Moreover, it is important to appreciate that an issuer does not assess the case for calling a hybrid based on its yield in isolation, but rather based on its yield relative to the yield it would have to pay to issue senior debt. Once a hybrid’s equity treatment is rescinded, it is essentially just another form of senior debt, with its coupon determined by the issuer’s hybrid credit spread when the security was first issued, and the prevailing five-year swap rate.
What determines the yield on senior debt? The issuer’s senior credit spread over the prevailing swap rate. Therefore, leaving a hybrid outstanding offers no advantage over calling it and refinancing it as senior debt unless the original yield of the hybrid was priced lower than the current yield of the issuer’s senior debt. For reference, non-financial euro-denominated senior spreads have never come close to the level that hybrids tend to be set at, even during the Eurozone crisis.

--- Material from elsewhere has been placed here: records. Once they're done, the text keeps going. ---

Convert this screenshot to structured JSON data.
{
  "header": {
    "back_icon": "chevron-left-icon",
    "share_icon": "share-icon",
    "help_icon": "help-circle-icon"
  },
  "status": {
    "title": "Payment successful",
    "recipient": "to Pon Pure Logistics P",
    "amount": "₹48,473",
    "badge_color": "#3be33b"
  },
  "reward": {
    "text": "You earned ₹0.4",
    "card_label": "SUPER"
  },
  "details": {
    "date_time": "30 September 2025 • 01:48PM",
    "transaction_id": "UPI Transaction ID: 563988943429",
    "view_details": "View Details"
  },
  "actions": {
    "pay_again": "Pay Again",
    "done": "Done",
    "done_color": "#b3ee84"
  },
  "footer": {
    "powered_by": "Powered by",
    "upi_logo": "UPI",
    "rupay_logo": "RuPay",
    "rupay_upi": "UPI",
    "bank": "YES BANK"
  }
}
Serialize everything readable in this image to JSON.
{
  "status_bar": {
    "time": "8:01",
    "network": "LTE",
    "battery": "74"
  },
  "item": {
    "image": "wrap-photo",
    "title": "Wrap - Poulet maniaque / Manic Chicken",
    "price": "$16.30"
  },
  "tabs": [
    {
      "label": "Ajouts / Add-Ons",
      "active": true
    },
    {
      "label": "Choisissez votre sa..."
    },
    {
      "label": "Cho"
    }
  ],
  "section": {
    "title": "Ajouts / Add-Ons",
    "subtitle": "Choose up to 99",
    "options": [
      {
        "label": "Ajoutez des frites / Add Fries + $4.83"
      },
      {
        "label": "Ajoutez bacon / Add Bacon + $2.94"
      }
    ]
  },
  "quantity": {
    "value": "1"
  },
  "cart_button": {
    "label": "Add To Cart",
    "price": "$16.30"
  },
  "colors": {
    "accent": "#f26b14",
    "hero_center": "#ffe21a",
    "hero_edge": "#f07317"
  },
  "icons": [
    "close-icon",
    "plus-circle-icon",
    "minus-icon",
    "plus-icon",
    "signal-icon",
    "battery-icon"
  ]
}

In short, senior debt will almost certainly be sellable at a lower yield, and it may even be sellable at a longer effective maturity. The apparent incentives not to call and refinance a hybrid as senior turn out to be illusory.
Given the recent decision by Banco Santander not to call one of its additional tier 1 capital bonds, or “CoCos”, it is worth noting how different the incentives are in that market: at current market levels leaving CoCos outstanding may be economically advantageous to the issuer, partly because they do not have coupon step-ups; they do not lose their equity content at their first call date; and even when an issuer would prefer to call a CoCo, its regulator can prevent it from doing so if it is concerned about the bank’s capital ratio.
If anything, the news out of Santander serves to underline the incentives that hybrid issuers have to call their bonds. That is why we—and the wider market—would expect them to be called in the absence of exceptionally severe idiosyncratic credit deterioration, or a systemic crisis of even greater magnitude than that of 2008.
Structural Yield Pick-Up
To the extent that hybrid security spreads have widened due to concerns about call probability as interest rates begin to rise—and we believe this has indeed been a factor recently—we would argue that represents part of the current value opportunity in the asset class.
The recent volatility in credit and risk assets in general has provided hybrids with one of their first big tests since the market started to grow substantially, six years ago. Overall, they have passed that test comfortably, responding to current dynamics as we would have expected and consolidating their reputation as a source of structural yield pick-up relative to their issuers’ senior bonds.